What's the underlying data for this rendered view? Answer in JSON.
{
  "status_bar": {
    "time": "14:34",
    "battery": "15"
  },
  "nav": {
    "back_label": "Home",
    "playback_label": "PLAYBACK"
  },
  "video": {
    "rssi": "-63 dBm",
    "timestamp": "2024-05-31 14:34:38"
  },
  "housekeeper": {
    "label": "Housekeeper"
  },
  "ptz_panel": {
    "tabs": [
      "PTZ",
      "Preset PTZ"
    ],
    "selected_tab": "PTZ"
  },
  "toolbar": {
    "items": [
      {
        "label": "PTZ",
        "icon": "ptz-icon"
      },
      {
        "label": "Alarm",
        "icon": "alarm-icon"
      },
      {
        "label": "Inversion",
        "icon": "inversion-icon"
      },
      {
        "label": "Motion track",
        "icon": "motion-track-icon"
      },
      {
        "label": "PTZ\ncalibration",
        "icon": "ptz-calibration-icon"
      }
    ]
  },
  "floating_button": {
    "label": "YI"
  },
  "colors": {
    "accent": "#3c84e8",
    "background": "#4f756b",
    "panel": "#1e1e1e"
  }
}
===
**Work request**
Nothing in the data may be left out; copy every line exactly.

**Reply**
What's the underlying data for this rendered view? Answer in JSON.
{
  "status_bar": {
    "time": "14:34",
    "battery": "15"
  },
  "nav": {
    "back_label": "Home",
    "playback_label": "PLAYBACK"
  },
  "video": {
    "rssi": "-63 dBm",
    "timestamp": "2024-05-31 14:34:38"
  },
  "housekeeper": {
    "label": "Housekeeper"
  },
  "ptz_panel": {
    "tabs": [
      "PTZ",
      "Preset PTZ"
    ],
    "selected_tab": "PTZ"
  },
  "toolbar": {
    "items": [
      {
        "label": "PTZ",
        "icon": "ptz-icon"
      },
      {
        "label": "Alarm",
        "icon": "alarm-icon"
      },
      {
        "label": "Inversion",
        "icon": "inversion-icon"
      },
      {
        "label": "Motion track",
        "icon": "motion-track-icon"
      },
      {
        "label": "PTZ\ncalibration",
        "icon": "ptz-calibration-icon"
      }
    ]
  },
  "floating_button": {
    "label": "YI"
  },
  "colors": {
    "accent": "#3c84e8",
    "background": "#4f756b",
    "panel": "#1e1e1e"
  }
}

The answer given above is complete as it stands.